Neoprene is chloroprene, a synthetic form of rubber made by chemically treating petroleum and other chemicals, or heat-treating limestone to create a foam which is formed into sheets of material.

Next month, Byrne will launch his new brand of Irish wetsuit called Snawve (a phonetic spelling of “snámh”) with a commitment to “No Neoprene Always”. Byrne believes synthetic rubber has had its day. Brands such as Finisterre and Patagonia have stopped using neoprene in their wetsuits. Meanwhile, a documentary called The Big Sea will provide the tipping moment for a move away from the material, he believes. The film looks at the industry’s effect on the human health of people working and living near neoprene factories.

“Most surfers are even shocked that wetsuits are made with petrol. Surfers and water sports enthusiasts tend to care about the environment,” Byrne says. “Essentially, the wool is being pulled over our eyes.”


A second wave of wetsuit material is now being manufactured. Byrne’s wetsuits will be made using a foam produced from oyster shells, sugar cane, rapeseed oil and natural rubber. The base material is made in Taiwan, and the suits are manufactured in a factory in Bulgaria. They are lined with polyester made from recycled plastic bottles that are turned into yarn and spun into fabric.

Snawve’s factory is also recycling neoprene wetsuits to save them from landfill by giving them a second life as yoga mats and bags, Byrne explains. “It is completely off the energy grid, with solar-panel energy.”

He has been prototyping his wetsuit design with surfers around the country, and has fed back their ideas to the factory. He is hoping to launch next month in time for winter surfers and the Christmas market. The wetsuits will retail for around €350 – more expensive than neoprene, but cheaper than the current alternatives from sustainable brands. In the long term, he would love to see the raw material and wetsuits being manufactured in Ireland, especially as they could use the byproducts of the oyster industry. But creating an Irish wetsuit, part of which comes from the waves, will involve an even deeper dive.

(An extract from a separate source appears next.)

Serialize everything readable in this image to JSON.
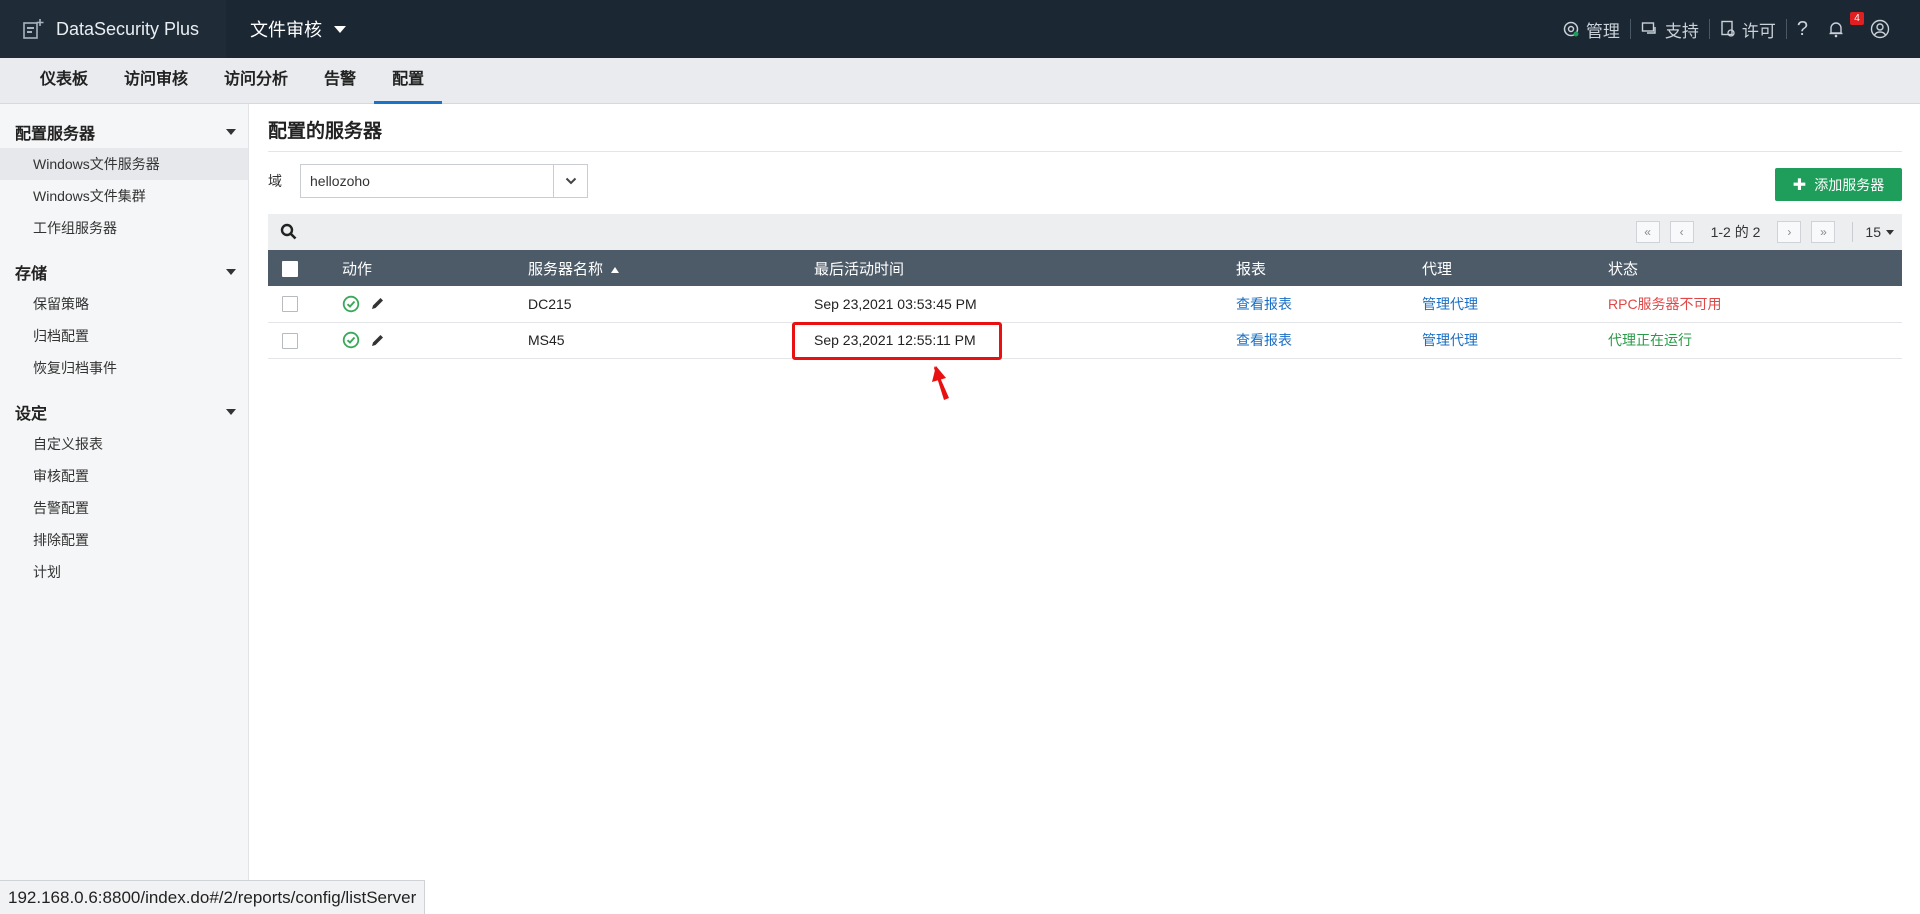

Catherine Cleary

Catherine Cleary

Catherine Cleary, a contributor to The Irish Times, is a founder of Pocket Forests